Where are you headed?

Try to stay completely present. If you obsess about the past or worry about the future, you will miss what is right in front of you.


I’m afraid this listing is mainly dictated by what I do for my iPhone : my Macbook , a living, my camera, and also a flashlight.

See my previous answers.

I don’t have one

I’m off to Europe soon for a Scandinavian tour

Following years of working 70-80 hours each week at jobs which paid the bills but brought no pleasure, a critical illness made Barbara Weibel realize she felt as the proverbial”hole in the donut” — strong on the outside but empty on the inside. In 2007, in the age of 54, Weibel walked off from her career, sold or gave away all her material possessions, and began traveling around the globe in pursuit of her true passions: writing, photography and travel. Initially, her aim was to go for six-months, but by the time that initial trip finished Weibel realized she would never return to some”normal life.” She divides her time between traveling around the globe and her flat at Chiang Mai, 19, Nowadays.
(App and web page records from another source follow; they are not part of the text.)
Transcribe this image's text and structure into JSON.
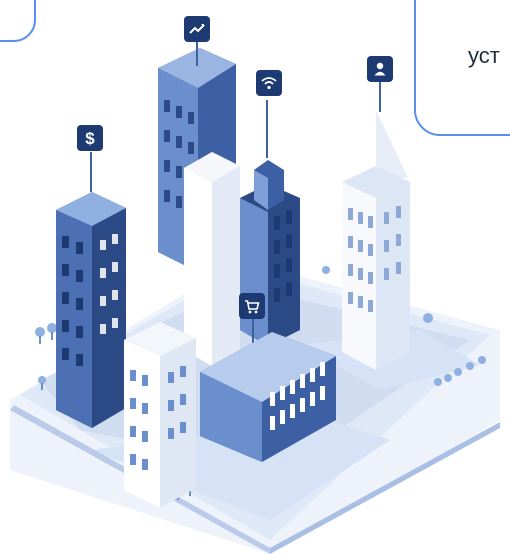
{
  "callout": {
    "text": "уст"
  },
  "badges": {
    "finance_symbol": "$"
  },
  "colors": {
    "frame_border": "#5b8def",
    "badge_fill": "#1e3a72",
    "building_dark": "#3d5fa3",
    "building_mid": "#6b8fcc",
    "building_light": "#f5f7fb",
    "ground": "#dfe8f6"
  },
  "icons": [
    "chart-icon",
    "wifi-icon",
    "user-icon",
    "dollar-icon",
    "cart-icon"
  ]
}
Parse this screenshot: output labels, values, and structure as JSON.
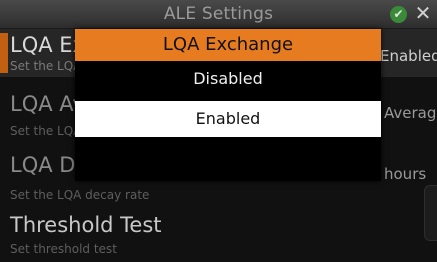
{
  "window": {
    "title": "ALE Settings"
  },
  "settings": [
    {
      "title": "LQA Exchange",
      "subtitle": "Set the LQA exchange",
      "value": "Enabled"
    },
    {
      "title": "LQA Averaging",
      "subtitle": "Set the LQA averaging",
      "value": "Averaging"
    },
    {
      "title": "LQA Decay",
      "subtitle": "Set the LQA decay rate",
      "value": "hours"
    },
    {
      "title": "Threshold Test",
      "subtitle": "Set threshold test",
      "value": ""
    }
  ],
  "dialog": {
    "title": "LQA Exchange",
    "options": [
      "Disabled",
      "Enabled"
    ],
    "selected": "Enabled"
  },
  "colors": {
    "accent": "#e67b1f",
    "selection": "#ffffff",
    "ok": "#3a8a3a"
  },
  "icons": {
    "ok": "checkmark-icon",
    "close": "close-icon"
  }
}
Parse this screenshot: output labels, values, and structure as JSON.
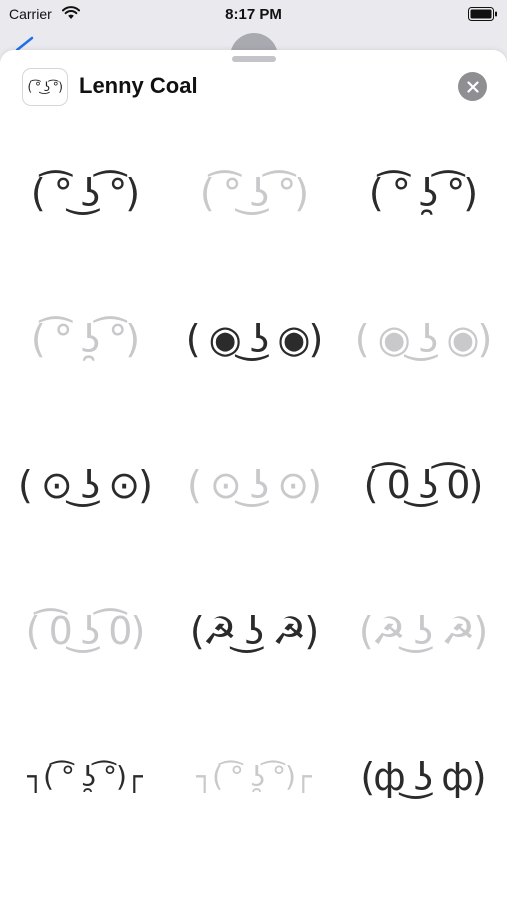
{
  "status_bar": {
    "carrier": "Carrier",
    "time": "8:17 PM",
    "icons": [
      "wifi-icon",
      "battery-icon"
    ]
  },
  "sheet": {
    "app_name": "Lenny Coal",
    "app_icon_face": "( ͡° ͜ʖ ͡°)",
    "close_icon": "close-icon"
  },
  "colors": {
    "sticker_ink": "#2b2b2b",
    "sticker_faded": "#c9c9cc",
    "close_button": "#8e8e93",
    "sheet_background": "#ffffff"
  },
  "stickers": [
    {
      "face": "( ͡° ͜ʖ ͡°)",
      "state": "normal"
    },
    {
      "face": "( ͡° ͜ʖ ͡°)",
      "state": "faded"
    },
    {
      "face": "( ͡° ʖ̯ ͡°)",
      "state": "normal"
    },
    {
      "face": "( ͡° ʖ̯ ͡°)",
      "state": "faded"
    },
    {
      "face": "( ◉ ͜ʖ ◉)",
      "state": "normal"
    },
    {
      "face": "( ◉ ͜ʖ ◉)",
      "state": "faded"
    },
    {
      "face": "( ⊙ ͜ʖ ⊙)",
      "state": "normal"
    },
    {
      "face": "( ⊙ ͜ʖ ⊙)",
      "state": "faded"
    },
    {
      "face": "( ͡0 ͜ʖ ͡0)",
      "state": "normal"
    },
    {
      "face": "( ͡0 ͜ʖ ͡0)",
      "state": "faded"
    },
    {
      "face": "(☭ ͜ʖ ☭)",
      "state": "normal"
    },
    {
      "face": "(☭ ͜ʖ ☭)",
      "state": "faded"
    },
    {
      "face": "┐( ͡° ʖ̯ ͡°)┌",
      "state": "normal"
    },
    {
      "face": "┐( ͡° ʖ̯ ͡°)┌",
      "state": "faded"
    },
    {
      "face": "(ф ͜ʖ ф)",
      "state": "normal"
    }
  ]
}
Read reports about her experiences on her blog In The Donut Cultural Travel.

You can connect with Barbara Weibel on YouTube, along with Facebook, Twitter, Pinterest, Instagram!


Celebrity Travel Addicts: Barbara Weibel of Hole in the Donut Cultural Travel